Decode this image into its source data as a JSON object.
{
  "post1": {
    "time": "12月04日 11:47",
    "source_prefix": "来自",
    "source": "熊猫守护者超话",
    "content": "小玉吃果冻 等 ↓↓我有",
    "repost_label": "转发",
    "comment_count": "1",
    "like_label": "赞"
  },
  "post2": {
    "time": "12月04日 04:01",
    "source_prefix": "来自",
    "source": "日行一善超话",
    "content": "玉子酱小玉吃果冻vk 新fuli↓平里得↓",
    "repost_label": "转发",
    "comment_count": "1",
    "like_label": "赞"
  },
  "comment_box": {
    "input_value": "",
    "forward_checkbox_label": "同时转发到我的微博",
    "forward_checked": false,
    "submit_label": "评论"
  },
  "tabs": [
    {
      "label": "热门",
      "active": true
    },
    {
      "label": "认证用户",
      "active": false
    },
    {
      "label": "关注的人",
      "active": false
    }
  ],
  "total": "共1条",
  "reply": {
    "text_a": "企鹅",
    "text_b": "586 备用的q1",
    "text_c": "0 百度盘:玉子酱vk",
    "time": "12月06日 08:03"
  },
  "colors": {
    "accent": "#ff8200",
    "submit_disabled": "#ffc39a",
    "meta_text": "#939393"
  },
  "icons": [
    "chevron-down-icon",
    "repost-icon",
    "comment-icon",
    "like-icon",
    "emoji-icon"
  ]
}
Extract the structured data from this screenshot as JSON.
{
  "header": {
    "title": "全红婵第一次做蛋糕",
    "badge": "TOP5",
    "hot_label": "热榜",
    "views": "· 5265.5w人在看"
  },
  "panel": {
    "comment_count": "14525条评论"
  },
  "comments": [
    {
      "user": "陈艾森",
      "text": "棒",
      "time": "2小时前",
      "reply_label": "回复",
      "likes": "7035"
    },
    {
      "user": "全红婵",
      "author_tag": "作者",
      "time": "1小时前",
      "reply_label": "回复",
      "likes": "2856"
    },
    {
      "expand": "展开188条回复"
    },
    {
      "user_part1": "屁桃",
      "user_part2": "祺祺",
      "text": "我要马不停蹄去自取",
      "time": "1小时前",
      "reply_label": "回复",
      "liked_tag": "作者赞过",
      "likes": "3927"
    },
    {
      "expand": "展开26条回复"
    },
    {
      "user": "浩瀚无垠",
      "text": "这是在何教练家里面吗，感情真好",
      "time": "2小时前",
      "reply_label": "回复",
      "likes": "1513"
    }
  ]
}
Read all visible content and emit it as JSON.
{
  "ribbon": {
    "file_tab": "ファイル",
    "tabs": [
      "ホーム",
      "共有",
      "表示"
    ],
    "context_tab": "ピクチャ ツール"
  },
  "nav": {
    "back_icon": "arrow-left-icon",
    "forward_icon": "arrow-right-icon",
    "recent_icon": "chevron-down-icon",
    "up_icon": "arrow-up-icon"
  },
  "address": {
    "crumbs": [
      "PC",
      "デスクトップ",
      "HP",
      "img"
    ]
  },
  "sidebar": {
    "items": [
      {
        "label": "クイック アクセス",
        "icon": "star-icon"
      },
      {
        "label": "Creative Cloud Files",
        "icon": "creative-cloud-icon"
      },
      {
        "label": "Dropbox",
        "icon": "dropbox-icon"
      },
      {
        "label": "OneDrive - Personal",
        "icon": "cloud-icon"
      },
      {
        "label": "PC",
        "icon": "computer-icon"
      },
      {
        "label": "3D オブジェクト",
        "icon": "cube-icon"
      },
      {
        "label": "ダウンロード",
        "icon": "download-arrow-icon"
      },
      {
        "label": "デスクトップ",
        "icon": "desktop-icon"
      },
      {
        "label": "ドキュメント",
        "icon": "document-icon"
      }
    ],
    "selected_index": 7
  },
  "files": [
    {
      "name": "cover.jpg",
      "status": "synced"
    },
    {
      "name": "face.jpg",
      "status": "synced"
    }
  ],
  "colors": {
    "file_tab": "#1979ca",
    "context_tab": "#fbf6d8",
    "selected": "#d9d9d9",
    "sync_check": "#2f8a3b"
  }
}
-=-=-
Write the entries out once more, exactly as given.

Expected answer –
Decode this image into its source data as a JSON object.
{
  "post1": {
    "time": "12月04日 11:47",
    "source_prefix": "来自",
    "source": "熊猫守护者超话",
    "content": "小玉吃果冻 等 ↓↓我有",
    "repost_label": "转发",
    "comment_count": "1",
    "like_label": "赞"
  },
  "post2": {
    "time": "12月04日 04:01",
    "source_prefix": "来自",
    "source": "日行一善超话",
    "content": "玉子酱小玉吃果冻vk 新fuli↓平里得↓",
    "repost_label": "转发",
    "comment_count": "1",
    "like_label": "赞"
  },
  "comment_box": {
    "input_value": "",
    "forward_checkbox_label": "同时转发到我的微博",
    "forward_checked": false,
    "submit_label": "评论"
  },
  "tabs": [
    {
      "label": "热门",
      "active": true
    },
    {
      "label": "认证用户",
      "active": false
    },
    {
      "label": "关注的人",
      "active": false
    }
  ],
  "total": "共1条",
  "reply": {
    "text_a": "企鹅",
    "text_b": "586 备用的q1",
    "text_c": "0 百度盘:玉子酱vk",
    "time": "12月06日 08:03"
  },
  "colors": {
    "accent": "#ff8200",
    "submit_disabled": "#ffc39a",
    "meta_text": "#939393"
  },
  "icons": [
    "chevron-down-icon",
    "repost-icon",
    "comment-icon",
    "like-icon",
    "emoji-icon"
  ]
}
Extract the structured data from this screenshot as JSON.
{
  "header": {
    "title": "全红婵第一次做蛋糕",
    "badge": "TOP5",
    "hot_label": "热榜",
    "views": "· 5265.5w人在看"
  },
  "panel": {
    "comment_count": "14525条评论"
  },
  "comments": [
    {
      "user": "陈艾森",
      "text": "棒",
      "time": "2小时前",
      "reply_label": "回复",
      "likes": "7035"
    },
    {
      "user": "全红婵",
      "author_tag": "作者",
      "time": "1小时前",
      "reply_label": "回复",
      "likes": "2856"
    },
    {
      "expand": "展开188条回复"
    },
    {
      "user_part1": "屁桃",
      "user_part2": "祺祺",
      "text": "我要马不停蹄去自取",
      "time": "1小时前",
      "reply_label": "回复",
      "liked_tag": "作者赞过",
      "likes": "3927"
    },
    {
      "expand": "展开26条回复"
    },
    {
      "user": "浩瀚无垠",
      "text": "这是在何教练家里面吗，感情真好",
      "time": "2小时前",
      "reply_label": "回复",
      "likes": "1513"
    }
  ]
}
Read all visible content and emit it as JSON.
{
  "ribbon": {
    "file_tab": "ファイル",
    "tabs": [
      "ホーム",
      "共有",
      "表示"
    ],
    "context_tab": "ピクチャ ツール"
  },
  "nav": {
    "back_icon": "arrow-left-icon",
    "forward_icon": "arrow-right-icon",
    "recent_icon": "chevron-down-icon",
    "up_icon": "arrow-up-icon"
  },
  "address": {
    "crumbs": [
      "PC",
      "デスクトップ",
      "HP",
      "img"
    ]
  },
  "sidebar": {
    "items": [
      {
        "label": "クイック アクセス",
        "icon": "star-icon"
      },
      {
        "label": "Creative Cloud Files",
        "icon": "creative-cloud-icon"
      },
      {
        "label": "Dropbox",
        "icon": "dropbox-icon"
      },
      {
        "label": "OneDrive - Personal",
        "icon": "cloud-icon"
      },
      {
        "label": "PC",
        "icon": "computer-icon"
      },
      {
        "label": "3D オブジェクト",
        "icon": "cube-icon"
      },
      {
        "label": "ダウンロード",
        "icon": "download-arrow-icon"
      },
      {
        "label": "デスクトップ",
        "icon": "desktop-icon"
      },
      {
        "label": "ドキュメント",
        "icon": "document-icon"
      }
    ],
    "selected_index": 7
  },
  "files": [
    {
      "name": "cover.jpg",
      "status": "synced"
    },
    {
      "name": "face.jpg",
      "status": "synced"
    }
  ],
  "colors": {
    "file_tab": "#1979ca",
    "context_tab": "#fbf6d8",
    "selected": "#d9d9d9",
    "sync_check": "#2f8a3b"
  }
}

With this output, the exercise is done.